RECORDS TO USE Block Start

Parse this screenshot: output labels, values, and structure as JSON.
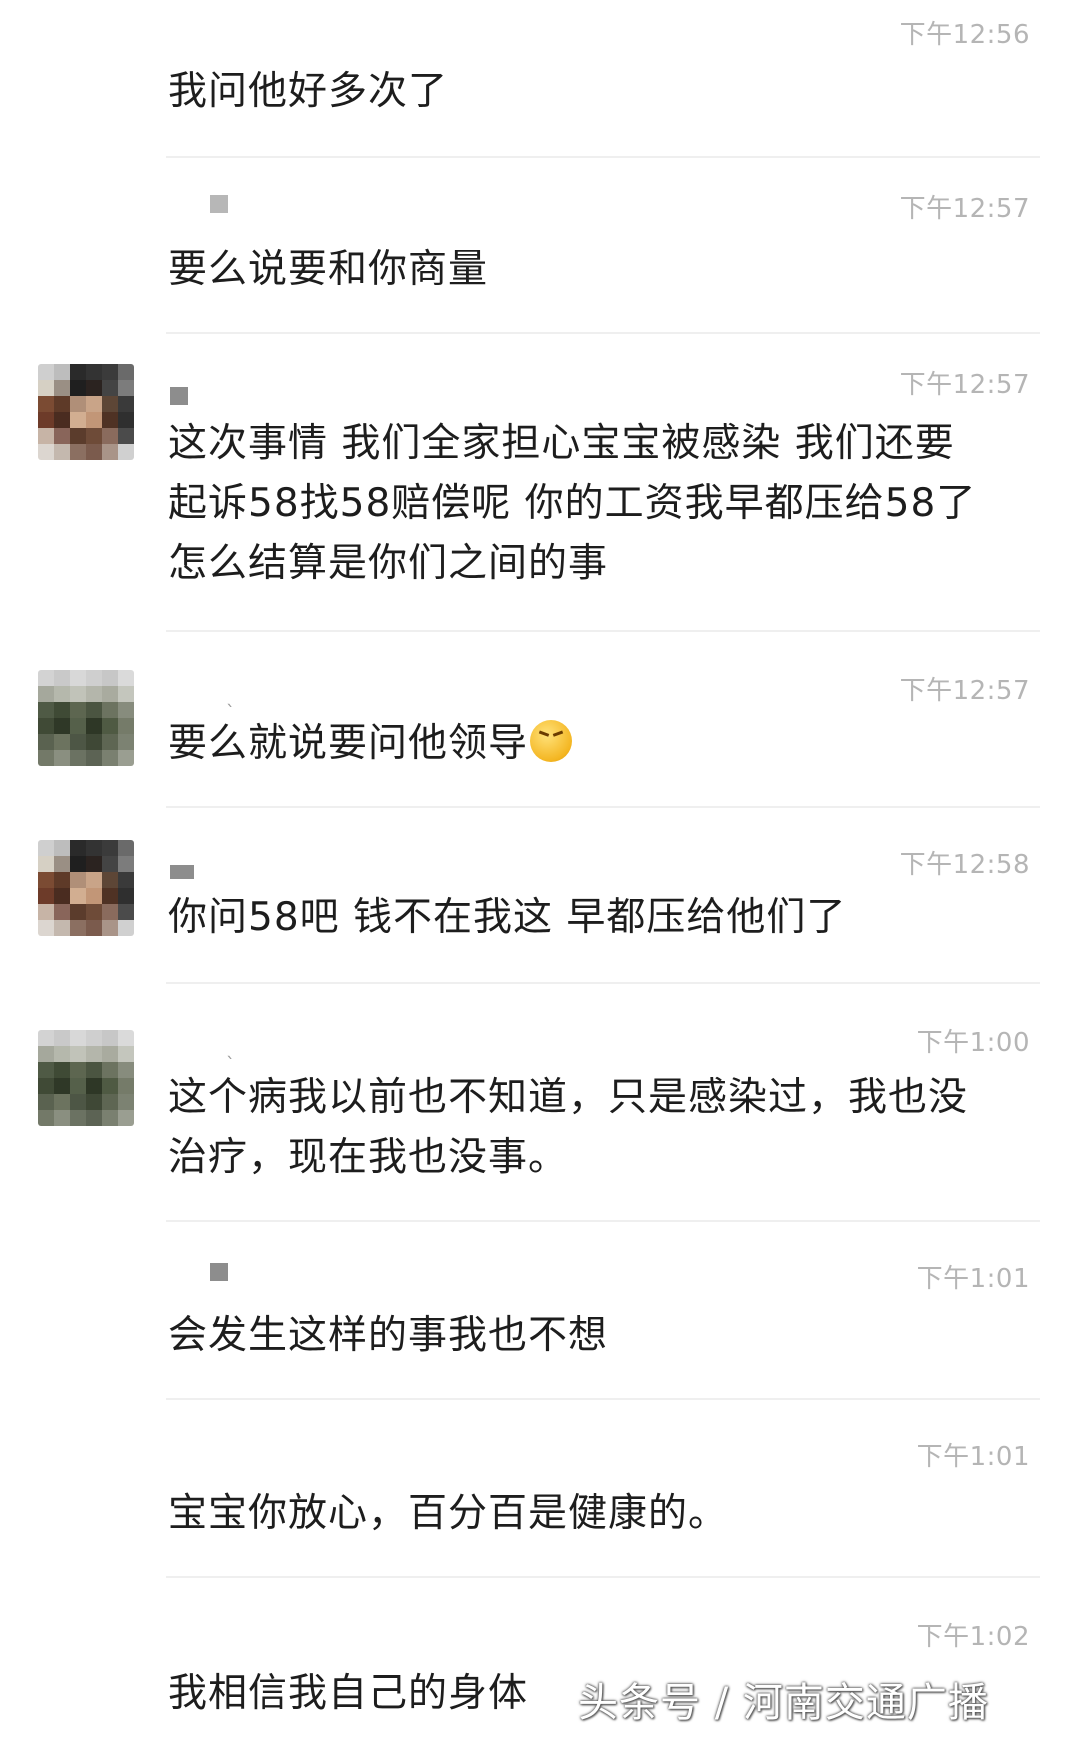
{
  "messages": [
    {
      "time": "下午12:56",
      "text": "我问他好多次了"
    },
    {
      "time": "下午12:57",
      "text": "要么说要和你商量"
    },
    {
      "time": "下午12:57",
      "text": "这次事情 我们全家担心宝宝被感染 我们还要\n起诉58找58赔偿呢 你的工资我早都压给58了\n怎么结算是你们之间的事"
    },
    {
      "time": "下午12:57",
      "text": "要么就说要问他领导"
    },
    {
      "time": "下午12:58",
      "text": "你问58吧 钱不在我这 早都压给他们了"
    },
    {
      "time": "下午1:00",
      "text": "这个病我以前也不知道，只是感染过，我也没\n治疗，现在我也没事。"
    },
    {
      "time": "下午1:01",
      "text": "会发生这样的事我也不想"
    },
    {
      "time": "下午1:01",
      "text": "宝宝你放心，百分百是健康的。"
    },
    {
      "time": "下午1:02",
      "text": "我相信我自己的身体"
    }
  ],
  "emoji": "crying-face-emoji",
  "watermark": "头条号 / 河南交通广播",
  "colors": {
    "text": "#1d1d1d",
    "time": "#b5b5b5",
    "divider": "#efefef"
  }
}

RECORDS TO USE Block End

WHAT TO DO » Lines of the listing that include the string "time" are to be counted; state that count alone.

EXERCISE ANSWER » 10